== Exercise data

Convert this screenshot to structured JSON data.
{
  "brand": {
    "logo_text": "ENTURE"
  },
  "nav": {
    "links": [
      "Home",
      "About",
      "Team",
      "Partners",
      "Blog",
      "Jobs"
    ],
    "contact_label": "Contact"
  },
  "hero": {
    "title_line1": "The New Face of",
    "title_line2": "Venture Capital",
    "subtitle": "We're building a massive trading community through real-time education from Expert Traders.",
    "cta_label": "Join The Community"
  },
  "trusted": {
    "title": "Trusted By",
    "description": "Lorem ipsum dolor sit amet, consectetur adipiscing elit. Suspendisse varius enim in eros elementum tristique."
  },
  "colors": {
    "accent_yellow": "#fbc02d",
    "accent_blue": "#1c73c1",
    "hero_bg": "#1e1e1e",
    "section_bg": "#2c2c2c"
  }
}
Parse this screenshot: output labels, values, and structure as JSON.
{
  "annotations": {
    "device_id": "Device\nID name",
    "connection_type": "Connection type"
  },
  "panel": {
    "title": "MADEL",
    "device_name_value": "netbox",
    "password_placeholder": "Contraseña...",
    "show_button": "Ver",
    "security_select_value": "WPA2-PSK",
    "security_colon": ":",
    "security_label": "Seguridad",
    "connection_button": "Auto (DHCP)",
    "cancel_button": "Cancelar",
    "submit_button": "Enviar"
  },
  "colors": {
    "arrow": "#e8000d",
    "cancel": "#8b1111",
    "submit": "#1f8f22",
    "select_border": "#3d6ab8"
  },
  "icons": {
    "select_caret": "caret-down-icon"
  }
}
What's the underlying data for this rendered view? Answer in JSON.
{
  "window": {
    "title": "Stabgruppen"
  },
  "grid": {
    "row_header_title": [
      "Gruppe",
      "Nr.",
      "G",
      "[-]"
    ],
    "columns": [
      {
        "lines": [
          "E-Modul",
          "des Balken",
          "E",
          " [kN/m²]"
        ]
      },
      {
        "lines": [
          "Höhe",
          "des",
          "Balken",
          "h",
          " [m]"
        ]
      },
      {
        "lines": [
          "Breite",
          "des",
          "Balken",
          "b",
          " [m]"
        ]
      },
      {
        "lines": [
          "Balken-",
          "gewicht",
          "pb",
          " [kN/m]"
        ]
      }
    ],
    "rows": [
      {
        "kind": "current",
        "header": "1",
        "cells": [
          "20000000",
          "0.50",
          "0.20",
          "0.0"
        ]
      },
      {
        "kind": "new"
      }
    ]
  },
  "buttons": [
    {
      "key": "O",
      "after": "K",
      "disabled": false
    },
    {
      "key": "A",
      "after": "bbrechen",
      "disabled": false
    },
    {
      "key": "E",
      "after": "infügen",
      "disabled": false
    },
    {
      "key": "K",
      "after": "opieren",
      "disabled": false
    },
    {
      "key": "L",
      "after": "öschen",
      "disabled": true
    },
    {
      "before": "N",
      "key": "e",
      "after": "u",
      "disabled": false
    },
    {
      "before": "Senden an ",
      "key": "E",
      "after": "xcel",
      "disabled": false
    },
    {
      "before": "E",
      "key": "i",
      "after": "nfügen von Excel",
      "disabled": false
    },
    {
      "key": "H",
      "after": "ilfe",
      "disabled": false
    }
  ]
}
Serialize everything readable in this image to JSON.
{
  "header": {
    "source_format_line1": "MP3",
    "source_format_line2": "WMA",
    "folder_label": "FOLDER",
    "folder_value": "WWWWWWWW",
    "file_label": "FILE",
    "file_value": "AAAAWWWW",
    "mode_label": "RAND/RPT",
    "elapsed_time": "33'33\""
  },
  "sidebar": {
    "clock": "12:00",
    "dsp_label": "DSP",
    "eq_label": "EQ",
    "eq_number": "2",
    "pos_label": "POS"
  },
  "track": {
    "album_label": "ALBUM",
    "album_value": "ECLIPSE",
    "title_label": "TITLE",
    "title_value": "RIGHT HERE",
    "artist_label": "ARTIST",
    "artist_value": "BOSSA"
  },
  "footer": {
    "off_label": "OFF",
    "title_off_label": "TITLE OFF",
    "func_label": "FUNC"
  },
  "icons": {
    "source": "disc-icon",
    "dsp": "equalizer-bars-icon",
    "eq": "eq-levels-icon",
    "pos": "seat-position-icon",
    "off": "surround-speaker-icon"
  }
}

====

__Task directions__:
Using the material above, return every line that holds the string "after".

__Answer space__:
      "after": "K",
      "after": "bbrechen",
      "after": "infügen",
      "after": "opieren",
      "after": "öschen",
      "after": "u",
      "after": "xcel",
      "after": "nfügen von Excel",
      "after": "ilfe",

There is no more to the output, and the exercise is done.